Although complete loss of the Antarctic Ice Sheet is not expected, even a small
change would matter to coastal populations.


The two-mile thick pile of ice and snow that is the Antarctic Ice Sheet spreads
under its own weight, flowing down to the sea where the ice begins to float as
ice shelves, with icebergs breaking off from the edges of the ice shelves. The
ice shelves often run aground on islands, providing friction that slows the flow
of the ice behind.

The consensus view of the workshop:

  • Satellite observations show that both the grounded ice sheet and the
    floating ice shelves of the Amundsen Sea Embayment have thinned over the
    last decades.
  • Ongoing thinning in the grounded ice sheet is already contributing to
    sea-level rise.
  • The thinning of the ice has occurred because melting beneath the ice
    shelves has increased, reducing the friction holding back the grounded ice
    sheet and causing faster flow.
  • Oceanic changes have caused the increased ice-shelf melting. The
    observed average warming of the global ocean has not yet notably affected
    the waters reaching the base of the ice shelves. However, recent changes in
    winds around Antarctica caused by human influence and/or natural variability
    may be changing ocean currents, moving warmer waters under the ice shelves.
  • Our understanding of ice-sheet flow suggests the possibility that too
    much melting beneath ice shelves will lead to “runaway” thinning of the
    grounded ice sheet. Current understanding is too limited to know whether,
    when, or how rapidly this might happen, but discussions at the meeting
    included the possibility of several feet of sea-level rise over a few
    centuries from changes in this region.
  • The experts agreed that to reduce the very large uncertainties
    concerning the behavior of the Antarctic ice in the Amundsen Sea Embayment
    will require new satellite, ground, and ship-based observations coupled to
    improved models of the ice-ocean-atmosphere system.
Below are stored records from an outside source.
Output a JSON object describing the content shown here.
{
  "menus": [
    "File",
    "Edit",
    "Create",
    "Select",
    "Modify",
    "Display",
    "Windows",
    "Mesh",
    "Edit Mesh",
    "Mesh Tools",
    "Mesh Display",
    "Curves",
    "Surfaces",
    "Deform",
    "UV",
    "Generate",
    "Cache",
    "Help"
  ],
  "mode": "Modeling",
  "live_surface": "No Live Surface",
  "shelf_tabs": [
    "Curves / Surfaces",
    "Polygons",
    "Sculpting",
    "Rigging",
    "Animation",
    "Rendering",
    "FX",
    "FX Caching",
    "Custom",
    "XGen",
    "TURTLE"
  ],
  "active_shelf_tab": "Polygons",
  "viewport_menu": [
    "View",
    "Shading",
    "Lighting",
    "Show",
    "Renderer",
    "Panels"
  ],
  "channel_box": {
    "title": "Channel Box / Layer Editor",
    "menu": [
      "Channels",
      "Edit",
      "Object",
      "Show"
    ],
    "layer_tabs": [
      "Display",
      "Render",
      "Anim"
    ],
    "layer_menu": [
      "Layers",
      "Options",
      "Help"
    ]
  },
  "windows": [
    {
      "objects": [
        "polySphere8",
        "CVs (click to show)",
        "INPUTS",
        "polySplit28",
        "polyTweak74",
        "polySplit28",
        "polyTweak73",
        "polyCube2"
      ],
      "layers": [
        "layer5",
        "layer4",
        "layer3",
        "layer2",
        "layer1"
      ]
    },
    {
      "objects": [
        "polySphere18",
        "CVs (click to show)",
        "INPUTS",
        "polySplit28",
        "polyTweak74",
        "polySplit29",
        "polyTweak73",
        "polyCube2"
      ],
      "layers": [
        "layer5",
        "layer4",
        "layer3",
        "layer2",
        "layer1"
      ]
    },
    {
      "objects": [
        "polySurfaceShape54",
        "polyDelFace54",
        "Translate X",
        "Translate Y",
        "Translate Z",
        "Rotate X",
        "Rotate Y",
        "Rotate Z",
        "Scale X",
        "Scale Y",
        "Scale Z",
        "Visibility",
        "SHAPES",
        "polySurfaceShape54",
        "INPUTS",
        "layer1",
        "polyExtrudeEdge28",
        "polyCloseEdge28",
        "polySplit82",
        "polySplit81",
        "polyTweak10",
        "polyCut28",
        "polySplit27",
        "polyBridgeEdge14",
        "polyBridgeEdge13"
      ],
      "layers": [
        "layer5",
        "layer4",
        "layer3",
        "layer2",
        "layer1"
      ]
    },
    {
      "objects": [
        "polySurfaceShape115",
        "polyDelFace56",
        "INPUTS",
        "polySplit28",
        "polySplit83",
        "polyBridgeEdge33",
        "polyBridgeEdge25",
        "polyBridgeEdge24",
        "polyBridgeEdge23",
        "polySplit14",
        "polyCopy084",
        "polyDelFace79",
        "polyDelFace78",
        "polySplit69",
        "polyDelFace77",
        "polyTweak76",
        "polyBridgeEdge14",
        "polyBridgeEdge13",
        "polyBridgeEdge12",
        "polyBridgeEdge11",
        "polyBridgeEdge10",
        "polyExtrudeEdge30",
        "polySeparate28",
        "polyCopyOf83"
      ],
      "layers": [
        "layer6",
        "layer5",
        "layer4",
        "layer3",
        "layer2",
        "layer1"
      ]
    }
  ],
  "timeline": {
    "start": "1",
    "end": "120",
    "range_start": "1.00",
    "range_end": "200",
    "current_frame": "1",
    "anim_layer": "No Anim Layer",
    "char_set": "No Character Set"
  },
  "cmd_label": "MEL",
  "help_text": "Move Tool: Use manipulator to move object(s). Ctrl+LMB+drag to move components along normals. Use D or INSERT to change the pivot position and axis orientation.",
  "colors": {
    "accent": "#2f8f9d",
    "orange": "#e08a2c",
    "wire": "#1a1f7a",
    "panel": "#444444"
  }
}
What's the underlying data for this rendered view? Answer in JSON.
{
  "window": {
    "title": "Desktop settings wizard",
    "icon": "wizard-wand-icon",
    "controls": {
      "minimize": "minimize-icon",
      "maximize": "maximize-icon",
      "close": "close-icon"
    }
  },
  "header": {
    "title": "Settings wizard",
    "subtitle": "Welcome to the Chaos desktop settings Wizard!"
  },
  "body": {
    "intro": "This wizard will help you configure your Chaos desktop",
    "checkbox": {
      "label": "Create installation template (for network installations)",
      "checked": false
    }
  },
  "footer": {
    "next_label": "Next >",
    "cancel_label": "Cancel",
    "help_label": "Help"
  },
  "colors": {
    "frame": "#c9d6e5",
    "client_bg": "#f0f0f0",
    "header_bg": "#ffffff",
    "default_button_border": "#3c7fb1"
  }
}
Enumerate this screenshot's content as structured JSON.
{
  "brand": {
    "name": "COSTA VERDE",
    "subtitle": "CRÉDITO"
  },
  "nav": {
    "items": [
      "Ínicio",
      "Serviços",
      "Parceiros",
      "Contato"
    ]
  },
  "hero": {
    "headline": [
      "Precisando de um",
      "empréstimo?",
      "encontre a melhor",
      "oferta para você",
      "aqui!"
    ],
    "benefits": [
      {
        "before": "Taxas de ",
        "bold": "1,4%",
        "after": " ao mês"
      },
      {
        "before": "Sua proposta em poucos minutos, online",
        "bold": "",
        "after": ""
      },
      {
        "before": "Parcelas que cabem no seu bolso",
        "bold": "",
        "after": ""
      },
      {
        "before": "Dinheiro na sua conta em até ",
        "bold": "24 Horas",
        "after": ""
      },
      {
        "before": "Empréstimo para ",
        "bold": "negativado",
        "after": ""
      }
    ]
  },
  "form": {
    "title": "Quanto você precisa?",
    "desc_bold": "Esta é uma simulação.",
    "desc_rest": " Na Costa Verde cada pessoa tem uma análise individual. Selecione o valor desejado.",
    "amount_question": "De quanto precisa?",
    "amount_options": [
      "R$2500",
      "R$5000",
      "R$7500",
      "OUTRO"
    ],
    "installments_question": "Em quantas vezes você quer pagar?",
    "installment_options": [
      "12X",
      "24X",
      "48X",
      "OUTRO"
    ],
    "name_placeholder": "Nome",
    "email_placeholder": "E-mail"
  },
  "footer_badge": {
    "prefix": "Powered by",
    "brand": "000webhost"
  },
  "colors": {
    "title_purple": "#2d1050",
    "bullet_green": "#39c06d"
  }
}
Issues include:

    • The recent changes were discovered by satellite observations; however,
      continued monitoring of some of these changes is not possible because of a
      loss of capability in current and funded satellite missions.
    • The remoteness of this part of Antarctica from existing stations
      continues to limit the availability of ground observations essential to
      predicting the future of the ice sheet.
    • No oceanographic observations exist beneath the ice shelves, and other
      oceanographic sampling is too infrequent and sparse to constrain critical
    • Current continental-scale ice sheet models are inadequate for predicting
      future sea level rise because they omit important physical processes.
    • Current global climate models do not provide information essential for
      predicting ice sheet and oceanic changes in the Amundsen Sea Embayment; for
      example, ice shelves are not included.

Resolving these issues will substantially improve our ability to predict the
future sea level contribution from the Amundsen Sea Embayment of the Antarctic
Ice Sheet.


Richard Alley, Pennsylvania State University
Sridhar Anandakrishnan, Pennsylvania State University
John Anderson, Rice University
Robert Arthern, British Antarctic Survey
Robert Bindschadler, NASA Goddard Space Flight Center
Donald Blankenship, University of Texas Institute for Geophysics
David Bromwich, The Ohio State University
Ginny Catania, University of Texas Institute for Geophysics
Beata Csatho, University at Buffalo, the State University of New York
Ian Dalziel, University of Texas Institute for Geophysics
Theresa Diehl, University of Texas Institute for Geophysics
Fausto Ferraccioli, British Antarctic Survey
John Holt, University of Texas Institute for Geophysics
Erik Ivins, Jet Propulsion Laboratory
Charles Jackson, University of Texas Institute for Geophysics
Adrian Jenkins, British Antarctic Survey
Ian Joughin, University of Washington
Robert Larter, British Antarctic Survey
Alejandro Orsi, Texas A&M University
Byron Parizek, The College of New Jersey
Tony Payne, University of Bristol
Jeff Ridley, Hadley Center for Climate Prediction, Met Office
John Stone, University of Washington
David Vaughan, British Antarctic Survey
Duncan Young, University of Texas at Austin